CN101728681BOct 15, 2008Sep 7, 2011富士康(昆山)电脑接插件有限公司Electric connector and manufacturing method thereof
Classifications
U.S. Classification439/606, 439/942, 439/579
International ClassificationH01R24/00, H01R43/00, H01R4/70, H01R13/42, H01R13/504, H01R43/24, H01R13/46, H01R13/52
Cooperative ClassificationY10S439/942, H01R43/24, H01R13/504
European ClassificationH01R43/24, H01R13/504
Legal Events
DateCodeEventDescription
Mar 18, 2003ASAssignment
Owner name: MOLEX INCORPORATED, ILLINOIS
Free format text: ASSIGNMENT OF ASSIGNORS INTEREST;ASSIGNOR:YI-TSE, HO;REEL/FRAME:013873/0624
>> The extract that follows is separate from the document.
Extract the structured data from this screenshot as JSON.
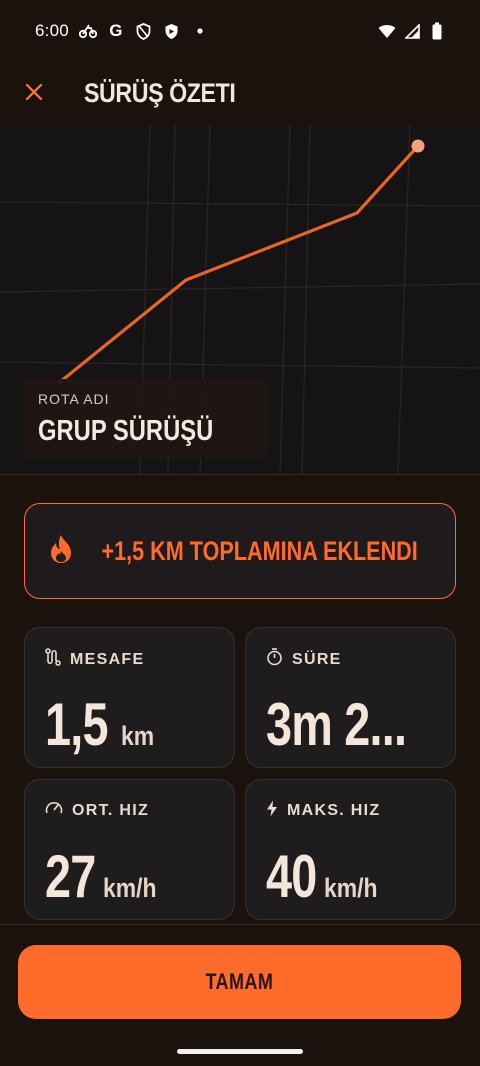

Effective date: 20020303
Mar 14, 2008FPAYFee payment
Year of fee payment: 4
Mar 24, 2008REMIMaintenance fee reminder mailed
Apr 30, 2012REMIMaintenance fee reminder mailed
Sep 14, 2012LAPSLapse for failure to pay maintenance fees
Nov 6, 2012FPExpired due to failure to pay maintenance fee
Effective date: 20120914